Going into the finale against Saint Louis, with the Atlantic 10 tournament pending next week, the NCAA bid looked pretty well wrapped up. According to every Lunardian out there, bracketologists from sea to shining sea, hoop nerds who study the RPI, the BPI and the SOS, UMass was already home free, no matter what happened in this game or the A-10 tourney. Williams had apparently already led his team to the Promised Land with one dramatic win after another.
As such, this game was a real goodbye, an authentic farewell, not a "maybe we'll see you for a home NIT game and pretend like it really matters" kind of deal. So in a fairy-tale world of college hoops, while Williams' grandmother and mother and little girl rose to their feet, that ball would hit nothing but the bottom of the net on the north side of the Mullins Center.
As it turned out, it banged off the front rim for a disappointing 64-62 loss.
"Today, I don't know if the basketball gods were with us," Kellogg said.

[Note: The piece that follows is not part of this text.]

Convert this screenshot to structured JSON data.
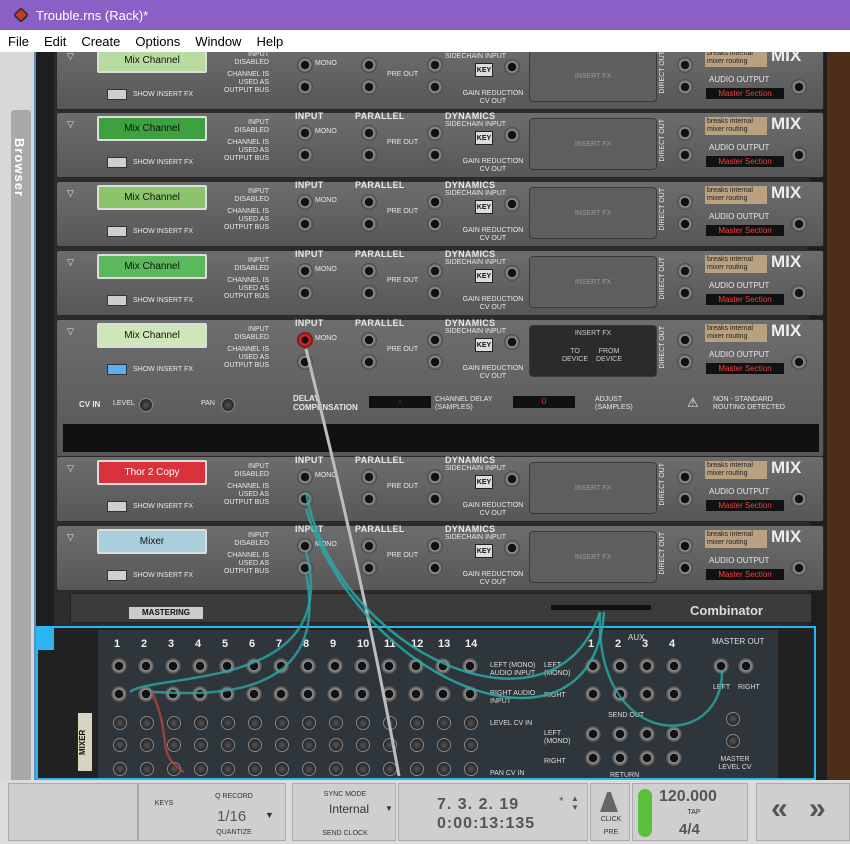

"Everybody in the locker room was sad because they wanted us seniors to go out on a great note," said Williams, referring not just to himself, but to Sampson Carter and Raphiael Putney. "We had a great crowd tonight."
But he was already turning the page. The Minutemen head down to the Atlantic 10 tournament, now as the 6-seed. They will take on Rhode Island on Thursday night and have to win four games in four days to take the title.
The tournament will take place down at the Barclays Center. That's in Brooklyn, where Willliams grew up.
Leaving the interview room, he already has his game face on.